◆ REQUIRED WORK
Please find every line in the entries below that contains the string "value", and copy it.

(RECORDS SUPPLIED Opens)

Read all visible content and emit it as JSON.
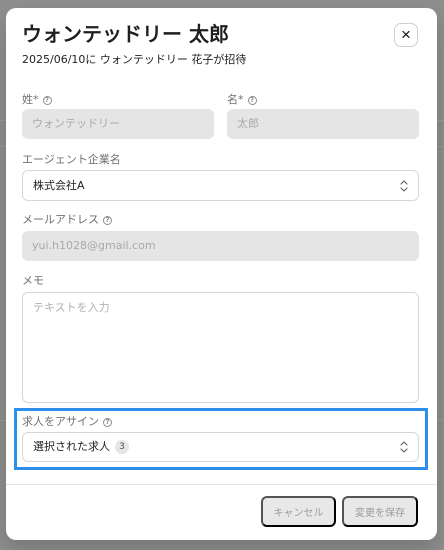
{
  "dialog": {
    "title": "ウォンテッドリー 太郎",
    "subtitle": "2025/06/10に ウォンテッドリー 花子が招待",
    "close_icon": "×"
  },
  "fields": {
    "last_name": {
      "label": "姓*",
      "value": "ウォンテッドリー"
    },
    "first_name": {
      "label": "名*",
      "value": "太郎"
    },
    "agent_company": {
      "label": "エージェント企業名",
      "value": "株式会社A"
    },
    "email": {
      "label": "メールアドレス",
      "value": "yui.h1028@gmail.com"
    },
    "memo": {
      "label": "メモ",
      "placeholder": "テキストを入力"
    },
    "job_assign": {
      "label": "求人をアサイン",
      "value": "選択された求人",
      "count": "3"
    }
  },
  "actions": {
    "cancel": "キャンセル",
    "save": "変更を保存"
  },
  "icons": {
    "help": "help-circle-icon",
    "select": "chevron-up-down-icon",
    "close": "close-icon"
  },
  "colors": {
    "highlight": "#2f8eea",
    "disabled_field": "#e5e5e5",
    "border": "#d7d7d7"
  }
}
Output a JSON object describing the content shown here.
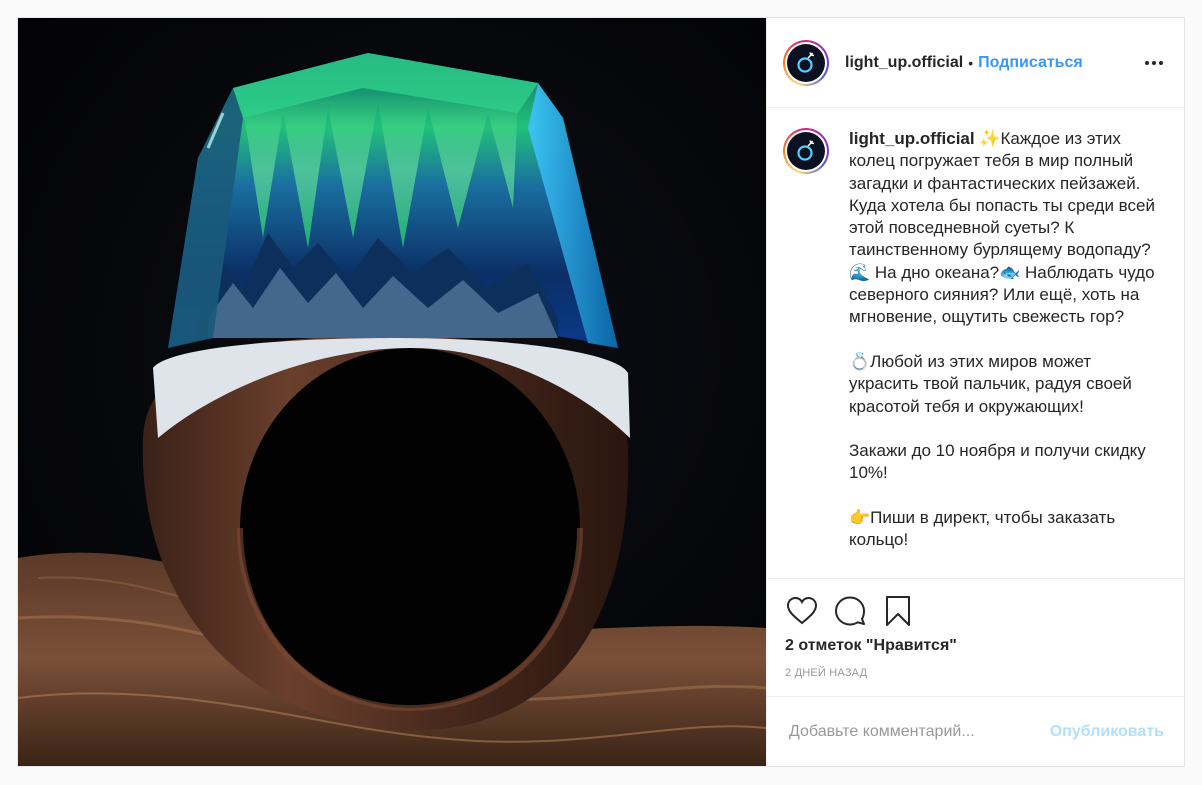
{
  "post": {
    "image_alt": "resin-wood ring with northern lights landscape",
    "author": {
      "username": "light_up.official",
      "follow_label": "Подписаться",
      "separator": "•"
    },
    "caption": {
      "username": "light_up.official",
      "text": "✨Каждое из этих колец погружает тебя в мир полный загадки и фантастических пейзажей. Куда хотела бы попасть ты среди всей этой повседневной суеты? К таинственному бурлящему водопаду?🌊 На дно океана?🐟 Наблюдать чудо северного сияния? Или ещё, хоть на мгновение, ощутить свежесть гор?\n\n💍Любой из этих миров может украсить твой пальчик, радуя своей красотой тебя и окружающих!\n\nЗакажи до 10 ноября и получи скидку 10%!\n\n👉Пиши в директ, чтобы заказать кольцо!"
    },
    "likes": "2 отметок \"Нравится\"",
    "time_ago": "2 дней назад",
    "comment": {
      "placeholder": "Добавьте комментарий...",
      "value": "",
      "publish_label": "Опубликовать"
    },
    "icons": {
      "like": "heart-icon",
      "comment": "comment-icon",
      "save": "bookmark-icon",
      "more": "more-options-icon"
    },
    "colors": {
      "link": "#3897f0",
      "publish_disabled": "#b2dffc",
      "muted": "#999999",
      "text": "#262626"
    }
  }
}
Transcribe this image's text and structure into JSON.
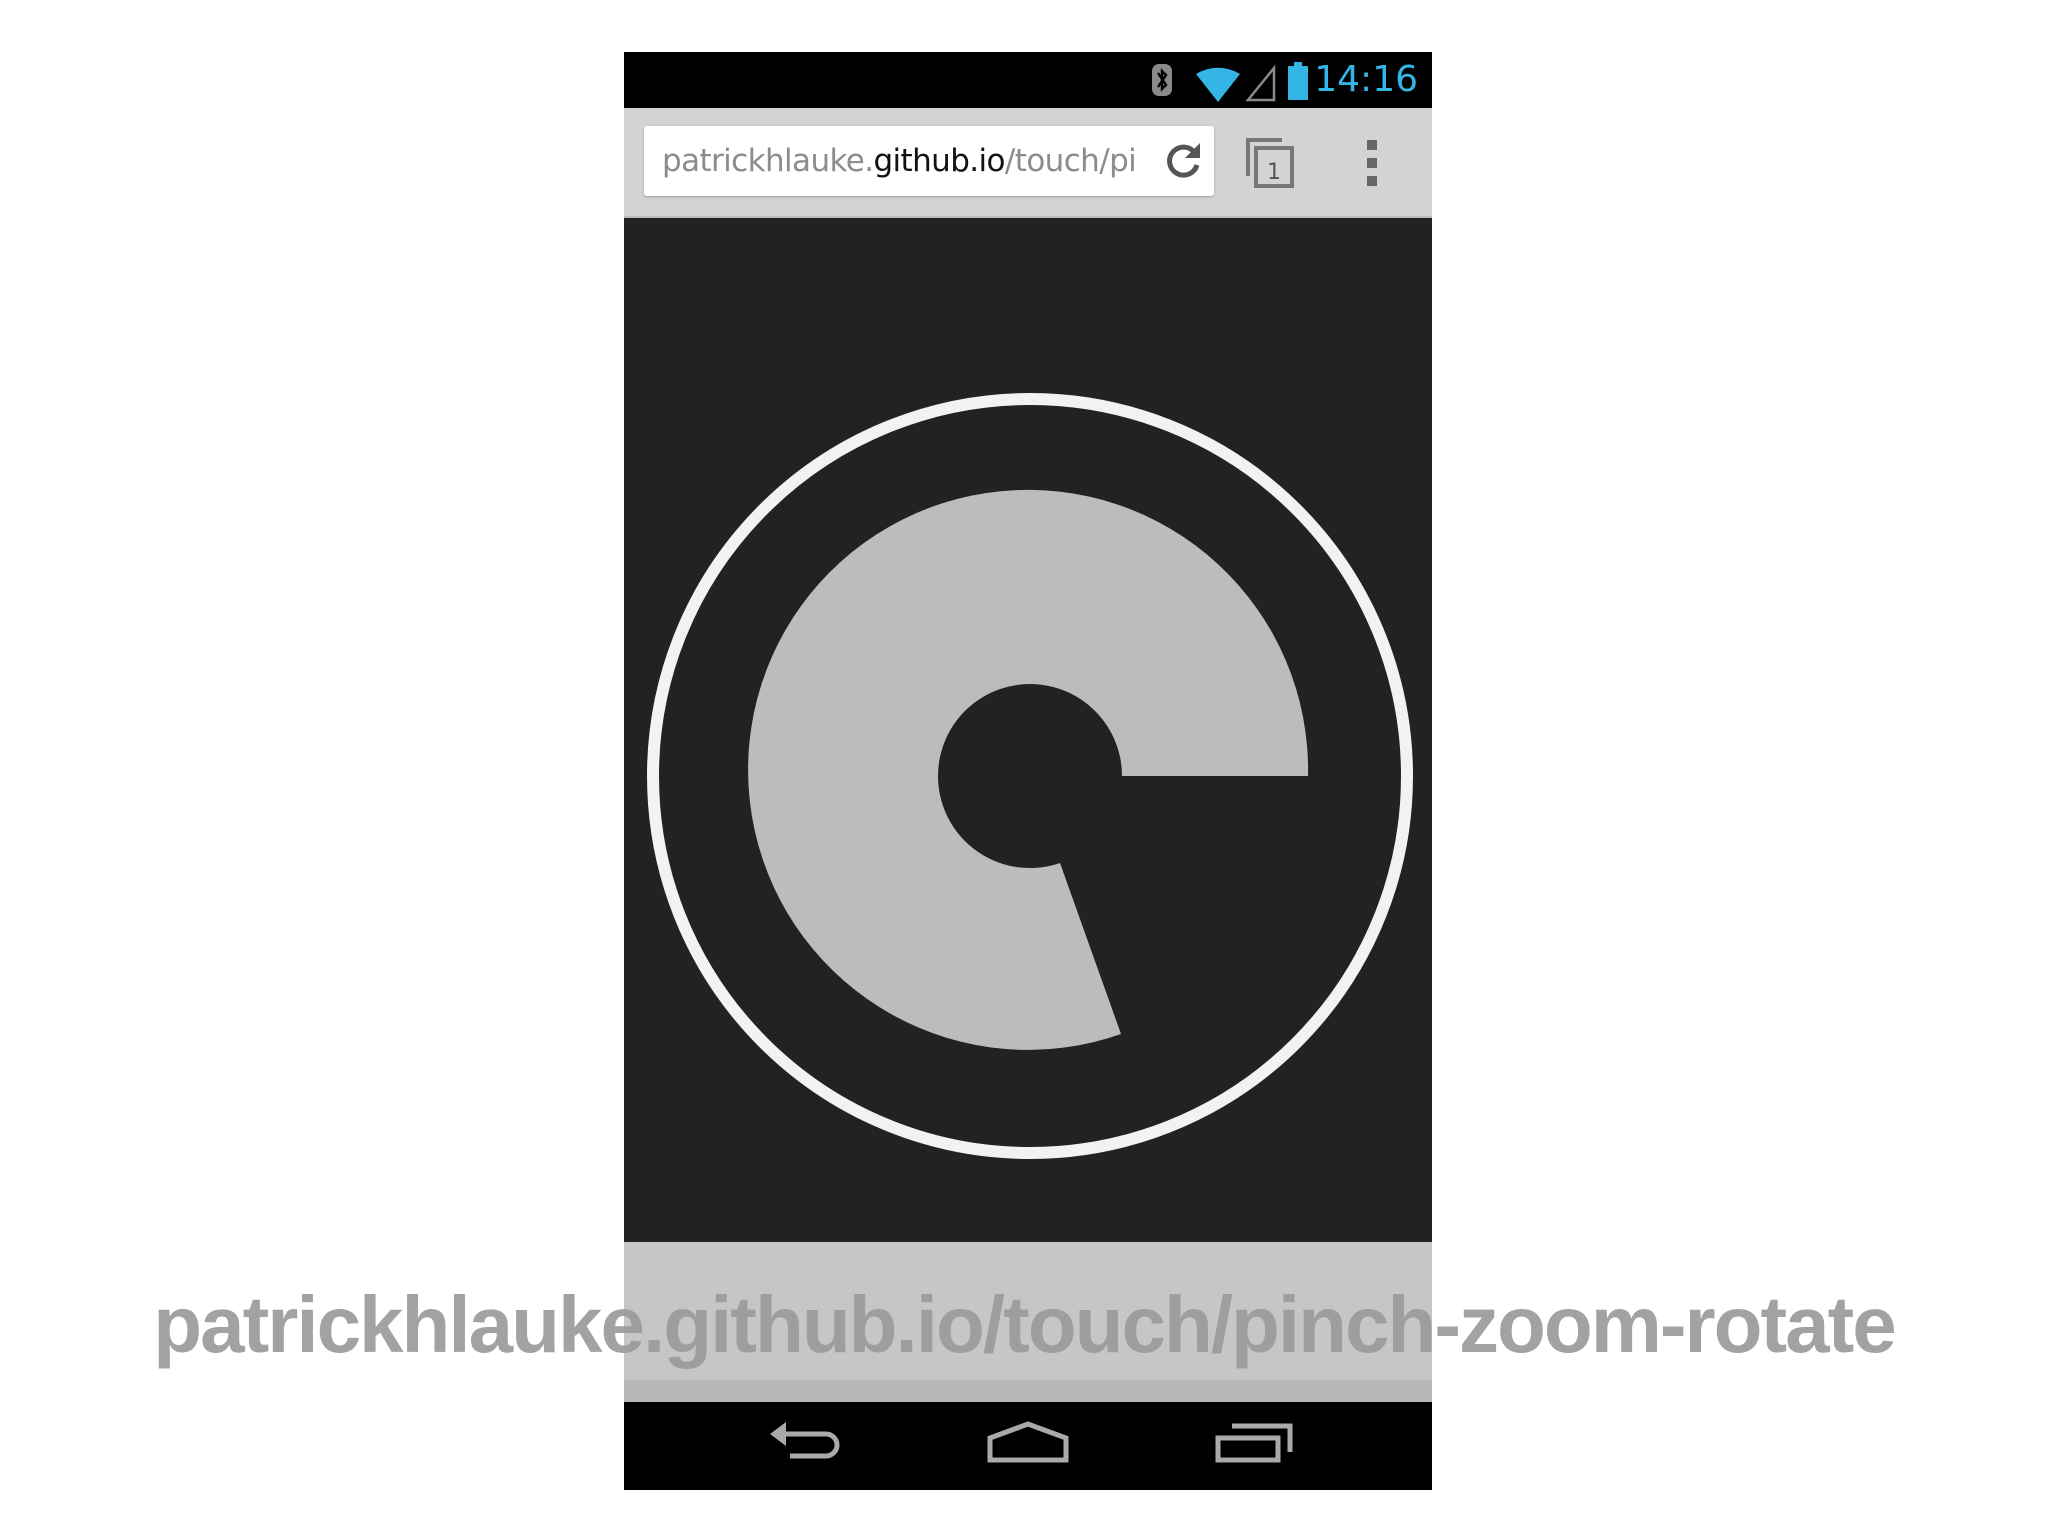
{
  "status_bar": {
    "time": "14:16",
    "icons": [
      "bluetooth-icon",
      "wifi-icon",
      "cell-signal-icon",
      "battery-icon"
    ],
    "clock_color": "#33b5e5"
  },
  "browser": {
    "url_prefix": "patrickhlauke.",
    "url_host": "github.io",
    "url_path": "/touch/pi",
    "tab_count": "1"
  },
  "nav_bar": {
    "icons": [
      "back-icon",
      "home-icon",
      "recent-apps-icon"
    ]
  },
  "caption": {
    "text": "patrickhlauke.github.io/touch/pinch-zoom-rotate"
  },
  "colors": {
    "content_background": "#222222",
    "ring": "#f2f2f2",
    "shape": "#bcbcbc",
    "caption": "#9b9b9b"
  }
}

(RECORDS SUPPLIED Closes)

◆ TASK RESPONSE
      "value": "ウォンテッドリー"
      "value": "太郎"
      "value": "株式会社A"
      "value": "yui.h1028@gmail.com"
      "value": "選択された求人",
      "value": "",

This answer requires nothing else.